Return the lines below that contain "this".

» **Provided entries**
* * *

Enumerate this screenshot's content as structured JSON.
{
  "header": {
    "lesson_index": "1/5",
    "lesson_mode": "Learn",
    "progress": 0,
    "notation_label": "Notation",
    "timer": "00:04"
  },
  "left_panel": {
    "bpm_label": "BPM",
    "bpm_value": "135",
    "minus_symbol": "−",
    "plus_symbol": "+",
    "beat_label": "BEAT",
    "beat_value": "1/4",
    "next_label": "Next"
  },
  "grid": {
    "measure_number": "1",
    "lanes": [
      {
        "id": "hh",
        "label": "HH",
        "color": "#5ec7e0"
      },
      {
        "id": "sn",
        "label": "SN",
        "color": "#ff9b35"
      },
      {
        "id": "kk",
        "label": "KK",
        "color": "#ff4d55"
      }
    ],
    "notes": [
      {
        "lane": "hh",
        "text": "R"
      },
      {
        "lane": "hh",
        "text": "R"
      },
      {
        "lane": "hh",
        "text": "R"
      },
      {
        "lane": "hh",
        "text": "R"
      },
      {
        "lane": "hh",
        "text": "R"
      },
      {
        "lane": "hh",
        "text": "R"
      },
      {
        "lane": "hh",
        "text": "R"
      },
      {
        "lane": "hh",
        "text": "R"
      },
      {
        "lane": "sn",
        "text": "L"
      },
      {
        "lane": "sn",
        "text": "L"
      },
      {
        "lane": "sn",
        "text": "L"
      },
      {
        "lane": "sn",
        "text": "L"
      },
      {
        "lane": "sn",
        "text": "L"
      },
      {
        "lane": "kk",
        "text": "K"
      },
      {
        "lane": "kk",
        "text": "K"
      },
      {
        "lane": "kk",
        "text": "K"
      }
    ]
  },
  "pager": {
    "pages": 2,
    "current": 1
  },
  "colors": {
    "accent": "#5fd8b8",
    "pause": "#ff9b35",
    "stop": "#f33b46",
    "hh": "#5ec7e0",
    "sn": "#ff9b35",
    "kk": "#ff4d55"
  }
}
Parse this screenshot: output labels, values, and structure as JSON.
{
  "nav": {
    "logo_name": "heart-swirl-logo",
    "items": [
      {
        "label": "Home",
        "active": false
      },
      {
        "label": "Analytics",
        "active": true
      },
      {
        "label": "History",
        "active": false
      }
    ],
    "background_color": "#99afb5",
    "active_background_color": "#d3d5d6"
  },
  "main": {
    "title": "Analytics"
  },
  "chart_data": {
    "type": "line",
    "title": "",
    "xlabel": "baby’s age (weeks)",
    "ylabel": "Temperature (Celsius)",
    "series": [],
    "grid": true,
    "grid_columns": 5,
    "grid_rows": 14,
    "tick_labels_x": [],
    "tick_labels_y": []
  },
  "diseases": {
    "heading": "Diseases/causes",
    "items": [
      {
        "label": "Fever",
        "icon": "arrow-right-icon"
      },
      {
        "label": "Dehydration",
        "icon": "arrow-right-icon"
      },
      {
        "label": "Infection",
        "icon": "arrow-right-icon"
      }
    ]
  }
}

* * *

» **Completed task**
Enumerate this screenshot's content as structured JSON.
Parse this screenshot: output labels, values, and structure as JSON.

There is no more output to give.